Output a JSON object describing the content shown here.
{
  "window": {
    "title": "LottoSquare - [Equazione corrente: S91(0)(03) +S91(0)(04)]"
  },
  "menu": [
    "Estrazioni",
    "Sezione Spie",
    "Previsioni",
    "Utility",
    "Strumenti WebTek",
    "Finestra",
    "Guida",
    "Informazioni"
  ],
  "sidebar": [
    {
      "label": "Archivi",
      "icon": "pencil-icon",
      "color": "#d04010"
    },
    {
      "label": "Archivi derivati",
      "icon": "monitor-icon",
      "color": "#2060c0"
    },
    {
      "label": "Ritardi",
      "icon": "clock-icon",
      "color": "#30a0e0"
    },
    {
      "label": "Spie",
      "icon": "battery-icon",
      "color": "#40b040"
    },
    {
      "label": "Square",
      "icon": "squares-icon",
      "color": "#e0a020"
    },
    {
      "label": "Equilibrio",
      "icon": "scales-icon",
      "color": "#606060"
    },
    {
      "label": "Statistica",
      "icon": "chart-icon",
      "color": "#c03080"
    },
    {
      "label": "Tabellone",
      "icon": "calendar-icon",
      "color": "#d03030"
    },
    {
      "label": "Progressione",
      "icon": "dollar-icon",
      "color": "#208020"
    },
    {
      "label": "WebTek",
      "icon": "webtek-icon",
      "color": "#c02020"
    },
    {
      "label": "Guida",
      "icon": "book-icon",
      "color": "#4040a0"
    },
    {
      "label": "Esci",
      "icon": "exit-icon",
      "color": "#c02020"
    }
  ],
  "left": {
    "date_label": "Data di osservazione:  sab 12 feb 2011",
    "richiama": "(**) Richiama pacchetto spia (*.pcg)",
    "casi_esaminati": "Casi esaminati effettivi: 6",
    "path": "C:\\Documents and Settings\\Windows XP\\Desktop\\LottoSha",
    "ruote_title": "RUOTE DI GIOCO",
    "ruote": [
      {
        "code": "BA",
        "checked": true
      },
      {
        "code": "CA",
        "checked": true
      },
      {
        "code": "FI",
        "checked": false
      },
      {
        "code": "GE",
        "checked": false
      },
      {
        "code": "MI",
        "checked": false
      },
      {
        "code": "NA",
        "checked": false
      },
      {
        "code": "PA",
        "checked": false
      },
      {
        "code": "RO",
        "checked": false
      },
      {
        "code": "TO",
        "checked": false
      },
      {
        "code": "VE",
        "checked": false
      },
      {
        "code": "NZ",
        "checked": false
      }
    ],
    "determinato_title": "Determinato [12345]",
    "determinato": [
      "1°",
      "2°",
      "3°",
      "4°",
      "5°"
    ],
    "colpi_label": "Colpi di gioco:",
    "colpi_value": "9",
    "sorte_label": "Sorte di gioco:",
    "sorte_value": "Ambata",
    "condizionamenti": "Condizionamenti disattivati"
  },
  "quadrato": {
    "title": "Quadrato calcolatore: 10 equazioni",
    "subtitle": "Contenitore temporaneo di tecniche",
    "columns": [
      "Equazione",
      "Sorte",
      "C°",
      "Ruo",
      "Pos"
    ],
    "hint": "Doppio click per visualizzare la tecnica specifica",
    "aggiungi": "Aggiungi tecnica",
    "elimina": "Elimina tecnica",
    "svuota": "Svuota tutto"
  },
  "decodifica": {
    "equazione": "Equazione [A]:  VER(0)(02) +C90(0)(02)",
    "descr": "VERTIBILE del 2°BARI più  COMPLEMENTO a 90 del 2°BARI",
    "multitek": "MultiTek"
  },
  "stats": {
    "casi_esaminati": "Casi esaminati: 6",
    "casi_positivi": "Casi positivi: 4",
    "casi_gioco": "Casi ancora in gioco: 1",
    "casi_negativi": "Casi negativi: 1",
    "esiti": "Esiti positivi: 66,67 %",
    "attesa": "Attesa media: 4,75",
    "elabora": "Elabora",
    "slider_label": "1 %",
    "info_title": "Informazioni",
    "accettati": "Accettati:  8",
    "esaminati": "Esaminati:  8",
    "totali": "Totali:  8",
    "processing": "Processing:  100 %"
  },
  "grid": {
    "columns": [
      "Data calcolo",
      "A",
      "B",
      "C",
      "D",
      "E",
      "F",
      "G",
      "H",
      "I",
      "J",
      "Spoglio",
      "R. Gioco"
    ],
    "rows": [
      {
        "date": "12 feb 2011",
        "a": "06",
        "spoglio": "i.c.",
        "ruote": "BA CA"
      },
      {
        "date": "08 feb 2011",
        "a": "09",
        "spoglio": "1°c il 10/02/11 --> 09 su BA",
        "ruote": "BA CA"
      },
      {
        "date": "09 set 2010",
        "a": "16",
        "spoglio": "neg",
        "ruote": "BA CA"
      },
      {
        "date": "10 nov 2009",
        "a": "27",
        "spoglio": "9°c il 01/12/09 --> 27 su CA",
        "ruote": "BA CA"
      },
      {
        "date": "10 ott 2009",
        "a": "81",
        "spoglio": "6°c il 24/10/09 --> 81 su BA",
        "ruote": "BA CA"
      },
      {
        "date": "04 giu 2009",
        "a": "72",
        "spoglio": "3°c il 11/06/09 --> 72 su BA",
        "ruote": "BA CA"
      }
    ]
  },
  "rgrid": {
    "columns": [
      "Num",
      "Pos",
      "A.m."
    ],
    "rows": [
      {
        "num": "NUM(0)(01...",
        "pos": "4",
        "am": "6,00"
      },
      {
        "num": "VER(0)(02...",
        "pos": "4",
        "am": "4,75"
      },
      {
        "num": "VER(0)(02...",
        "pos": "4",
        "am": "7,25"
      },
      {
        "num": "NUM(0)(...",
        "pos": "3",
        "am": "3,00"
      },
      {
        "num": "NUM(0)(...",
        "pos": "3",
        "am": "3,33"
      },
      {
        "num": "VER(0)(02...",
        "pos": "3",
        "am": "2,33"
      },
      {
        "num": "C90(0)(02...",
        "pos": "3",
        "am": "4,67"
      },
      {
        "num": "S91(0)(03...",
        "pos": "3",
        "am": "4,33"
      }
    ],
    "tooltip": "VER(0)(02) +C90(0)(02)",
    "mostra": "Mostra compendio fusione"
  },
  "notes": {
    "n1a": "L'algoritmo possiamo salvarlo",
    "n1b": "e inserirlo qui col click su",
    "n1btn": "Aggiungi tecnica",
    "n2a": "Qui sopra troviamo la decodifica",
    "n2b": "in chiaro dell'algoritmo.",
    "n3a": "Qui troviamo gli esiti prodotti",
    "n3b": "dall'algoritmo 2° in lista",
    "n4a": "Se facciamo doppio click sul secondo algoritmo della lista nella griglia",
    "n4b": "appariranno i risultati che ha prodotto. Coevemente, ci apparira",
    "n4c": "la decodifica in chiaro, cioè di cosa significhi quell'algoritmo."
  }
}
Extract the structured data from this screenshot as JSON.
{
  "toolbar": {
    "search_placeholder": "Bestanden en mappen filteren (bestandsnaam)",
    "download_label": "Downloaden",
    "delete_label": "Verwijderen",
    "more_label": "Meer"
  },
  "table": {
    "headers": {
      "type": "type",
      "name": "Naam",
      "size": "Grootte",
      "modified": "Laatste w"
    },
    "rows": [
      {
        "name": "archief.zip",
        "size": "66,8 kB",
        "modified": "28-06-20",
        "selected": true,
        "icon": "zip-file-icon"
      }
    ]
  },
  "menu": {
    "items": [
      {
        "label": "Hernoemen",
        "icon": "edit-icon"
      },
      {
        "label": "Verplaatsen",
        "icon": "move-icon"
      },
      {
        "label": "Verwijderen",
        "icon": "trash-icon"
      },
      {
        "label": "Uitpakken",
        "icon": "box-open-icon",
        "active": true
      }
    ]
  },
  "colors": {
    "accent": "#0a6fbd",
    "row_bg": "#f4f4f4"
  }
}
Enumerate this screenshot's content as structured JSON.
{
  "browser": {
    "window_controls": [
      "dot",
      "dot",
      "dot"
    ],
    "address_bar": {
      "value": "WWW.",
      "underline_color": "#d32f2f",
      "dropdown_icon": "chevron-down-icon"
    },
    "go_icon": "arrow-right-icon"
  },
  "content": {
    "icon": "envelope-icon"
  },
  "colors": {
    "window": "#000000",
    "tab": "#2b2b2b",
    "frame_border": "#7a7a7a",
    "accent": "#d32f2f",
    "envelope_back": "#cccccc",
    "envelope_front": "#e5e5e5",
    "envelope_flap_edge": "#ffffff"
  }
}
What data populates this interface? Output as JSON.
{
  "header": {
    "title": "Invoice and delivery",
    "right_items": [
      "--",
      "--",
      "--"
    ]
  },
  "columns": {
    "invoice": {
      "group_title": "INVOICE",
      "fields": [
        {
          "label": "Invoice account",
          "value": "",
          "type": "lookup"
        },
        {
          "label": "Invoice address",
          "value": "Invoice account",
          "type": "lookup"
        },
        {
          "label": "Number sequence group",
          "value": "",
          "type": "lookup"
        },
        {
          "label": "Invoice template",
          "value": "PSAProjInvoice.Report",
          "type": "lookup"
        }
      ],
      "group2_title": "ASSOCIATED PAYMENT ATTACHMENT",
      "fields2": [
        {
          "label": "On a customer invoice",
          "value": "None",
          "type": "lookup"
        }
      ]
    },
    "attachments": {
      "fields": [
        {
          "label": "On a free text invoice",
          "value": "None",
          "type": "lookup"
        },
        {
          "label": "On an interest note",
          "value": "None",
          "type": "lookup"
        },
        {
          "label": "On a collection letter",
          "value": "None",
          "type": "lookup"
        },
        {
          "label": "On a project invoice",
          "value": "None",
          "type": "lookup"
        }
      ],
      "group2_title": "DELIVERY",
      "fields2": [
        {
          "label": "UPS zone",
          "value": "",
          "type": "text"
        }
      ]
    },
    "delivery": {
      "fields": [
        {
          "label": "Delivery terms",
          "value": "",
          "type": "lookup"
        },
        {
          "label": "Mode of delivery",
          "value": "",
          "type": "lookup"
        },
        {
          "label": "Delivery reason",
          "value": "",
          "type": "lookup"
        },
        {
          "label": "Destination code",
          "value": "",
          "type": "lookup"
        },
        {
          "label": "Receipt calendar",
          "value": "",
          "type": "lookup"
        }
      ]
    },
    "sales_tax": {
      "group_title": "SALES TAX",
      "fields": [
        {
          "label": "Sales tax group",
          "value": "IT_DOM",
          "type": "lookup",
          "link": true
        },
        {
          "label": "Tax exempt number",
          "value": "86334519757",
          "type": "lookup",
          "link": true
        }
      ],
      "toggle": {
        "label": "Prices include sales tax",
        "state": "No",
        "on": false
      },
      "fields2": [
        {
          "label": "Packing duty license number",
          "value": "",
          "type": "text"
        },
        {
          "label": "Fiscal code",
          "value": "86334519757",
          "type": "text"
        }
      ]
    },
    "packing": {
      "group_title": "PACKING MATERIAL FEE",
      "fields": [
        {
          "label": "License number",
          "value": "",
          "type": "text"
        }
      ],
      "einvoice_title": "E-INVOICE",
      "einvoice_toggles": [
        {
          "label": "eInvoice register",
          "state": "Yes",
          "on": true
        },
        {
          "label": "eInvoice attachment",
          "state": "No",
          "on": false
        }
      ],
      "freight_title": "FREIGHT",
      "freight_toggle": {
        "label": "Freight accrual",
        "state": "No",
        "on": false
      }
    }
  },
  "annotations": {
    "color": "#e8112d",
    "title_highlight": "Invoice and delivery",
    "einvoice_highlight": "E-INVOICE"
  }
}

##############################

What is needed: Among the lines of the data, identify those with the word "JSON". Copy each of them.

Completed exercise:
Output a JSON object describing the content shown here.
Extract the structured data from this screenshot as JSON.
Enumerate this screenshot's content as structured JSON.
What data populates this interface? Output as JSON.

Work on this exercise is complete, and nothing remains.